------ Supplied entries ------
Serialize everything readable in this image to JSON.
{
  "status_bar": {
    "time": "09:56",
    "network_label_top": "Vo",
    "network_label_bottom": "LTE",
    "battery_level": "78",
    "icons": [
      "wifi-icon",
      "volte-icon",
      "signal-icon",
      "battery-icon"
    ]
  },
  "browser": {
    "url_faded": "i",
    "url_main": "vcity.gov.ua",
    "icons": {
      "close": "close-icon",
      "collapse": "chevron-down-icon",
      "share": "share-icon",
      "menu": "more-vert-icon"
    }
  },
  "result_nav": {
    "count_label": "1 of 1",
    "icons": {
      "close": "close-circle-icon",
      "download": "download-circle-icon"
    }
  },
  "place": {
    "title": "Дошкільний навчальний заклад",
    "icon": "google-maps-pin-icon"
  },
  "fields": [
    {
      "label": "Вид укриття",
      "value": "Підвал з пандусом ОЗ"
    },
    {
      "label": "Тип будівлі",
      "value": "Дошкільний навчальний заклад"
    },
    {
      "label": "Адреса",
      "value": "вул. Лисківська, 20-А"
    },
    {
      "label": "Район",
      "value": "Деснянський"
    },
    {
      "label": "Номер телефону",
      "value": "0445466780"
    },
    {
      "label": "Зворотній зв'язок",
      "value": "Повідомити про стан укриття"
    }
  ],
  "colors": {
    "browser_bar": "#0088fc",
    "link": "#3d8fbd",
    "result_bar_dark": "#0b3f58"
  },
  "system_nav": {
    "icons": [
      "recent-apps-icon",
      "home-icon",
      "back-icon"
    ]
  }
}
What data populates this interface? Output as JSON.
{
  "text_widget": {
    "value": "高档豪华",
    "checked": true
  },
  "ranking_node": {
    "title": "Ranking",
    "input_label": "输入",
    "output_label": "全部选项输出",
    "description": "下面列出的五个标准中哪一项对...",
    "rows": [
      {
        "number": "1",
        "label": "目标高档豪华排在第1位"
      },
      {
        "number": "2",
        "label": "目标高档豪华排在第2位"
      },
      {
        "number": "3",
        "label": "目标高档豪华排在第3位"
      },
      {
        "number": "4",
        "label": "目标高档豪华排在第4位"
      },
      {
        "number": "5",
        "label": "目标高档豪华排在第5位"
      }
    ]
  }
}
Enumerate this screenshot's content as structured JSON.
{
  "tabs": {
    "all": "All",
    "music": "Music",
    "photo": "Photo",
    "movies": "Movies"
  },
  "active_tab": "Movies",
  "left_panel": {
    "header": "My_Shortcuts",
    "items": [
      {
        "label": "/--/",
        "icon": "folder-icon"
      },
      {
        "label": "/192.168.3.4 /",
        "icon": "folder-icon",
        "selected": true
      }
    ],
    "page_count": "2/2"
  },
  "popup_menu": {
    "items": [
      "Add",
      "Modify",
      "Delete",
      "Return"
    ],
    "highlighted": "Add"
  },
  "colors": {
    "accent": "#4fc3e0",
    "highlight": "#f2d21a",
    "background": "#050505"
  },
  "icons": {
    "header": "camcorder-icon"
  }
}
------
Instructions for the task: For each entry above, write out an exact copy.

Problem solution:
Serialize everything readable in this image to JSON.
{
  "status_bar": {
    "time": "09:56",
    "network_label_top": "Vo",
    "network_label_bottom": "LTE",
    "battery_level": "78",
    "icons": [
      "wifi-icon",
      "volte-icon",
      "signal-icon",
      "battery-icon"
    ]
  },
  "browser": {
    "url_faded": "i",
    "url_main": "vcity.gov.ua",
    "icons": {
      "close": "close-icon",
      "collapse": "chevron-down-icon",
      "share": "share-icon",
      "menu": "more-vert-icon"
    }
  },
  "result_nav": {
    "count_label": "1 of 1",
    "icons": {
      "close": "close-circle-icon",
      "download": "download-circle-icon"
    }
  },
  "place": {
    "title": "Дошкільний навчальний заклад",
    "icon": "google-maps-pin-icon"
  },
  "fields": [
    {
      "label": "Вид укриття",
      "value": "Підвал з пандусом ОЗ"
    },
    {
      "label": "Тип будівлі",
      "value": "Дошкільний навчальний заклад"
    },
    {
      "label": "Адреса",
      "value": "вул. Лисківська, 20-А"
    },
    {
      "label": "Район",
      "value": "Деснянський"
    },
    {
      "label": "Номер телефону",
      "value": "0445466780"
    },
    {
      "label": "Зворотній зв'язок",
      "value": "Повідомити про стан укриття"
    }
  ],
  "colors": {
    "browser_bar": "#0088fc",
    "link": "#3d8fbd",
    "result_bar_dark": "#0b3f58"
  },
  "system_nav": {
    "icons": [
      "recent-apps-icon",
      "home-icon",
      "back-icon"
    ]
  }
}
What data populates this interface? Output as JSON.
{
  "text_widget": {
    "value": "高档豪华",
    "checked": true
  },
  "ranking_node": {
    "title": "Ranking",
    "input_label": "输入",
    "output_label": "全部选项输出",
    "description": "下面列出的五个标准中哪一项对...",
    "rows": [
      {
        "number": "1",
        "label": "目标高档豪华排在第1位"
      },
      {
        "number": "2",
        "label": "目标高档豪华排在第2位"
      },
      {
        "number": "3",
        "label": "目标高档豪华排在第3位"
      },
      {
        "number": "4",
        "label": "目标高档豪华排在第4位"
      },
      {
        "number": "5",
        "label": "目标高档豪华排在第5位"
      }
    ]
  }
}
Enumerate this screenshot's content as structured JSON.
{
  "tabs": {
    "all": "All",
    "music": "Music",
    "photo": "Photo",
    "movies": "Movies"
  },
  "active_tab": "Movies",
  "left_panel": {
    "header": "My_Shortcuts",
    "items": [
      {
        "label": "/--/",
        "icon": "folder-icon"
      },
      {
        "label": "/192.168.3.4 /",
        "icon": "folder-icon",
        "selected": true
      }
    ],
    "page_count": "2/2"
  },
  "popup_menu": {
    "items": [
      "Add",
      "Modify",
      "Delete",
      "Return"
    ],
    "highlighted": "Add"
  },
  "colors": {
    "accent": "#4fc3e0",
    "highlight": "#f2d21a",
    "background": "#050505"
  },
  "icons": {
    "header": "camcorder-icon"
  }
}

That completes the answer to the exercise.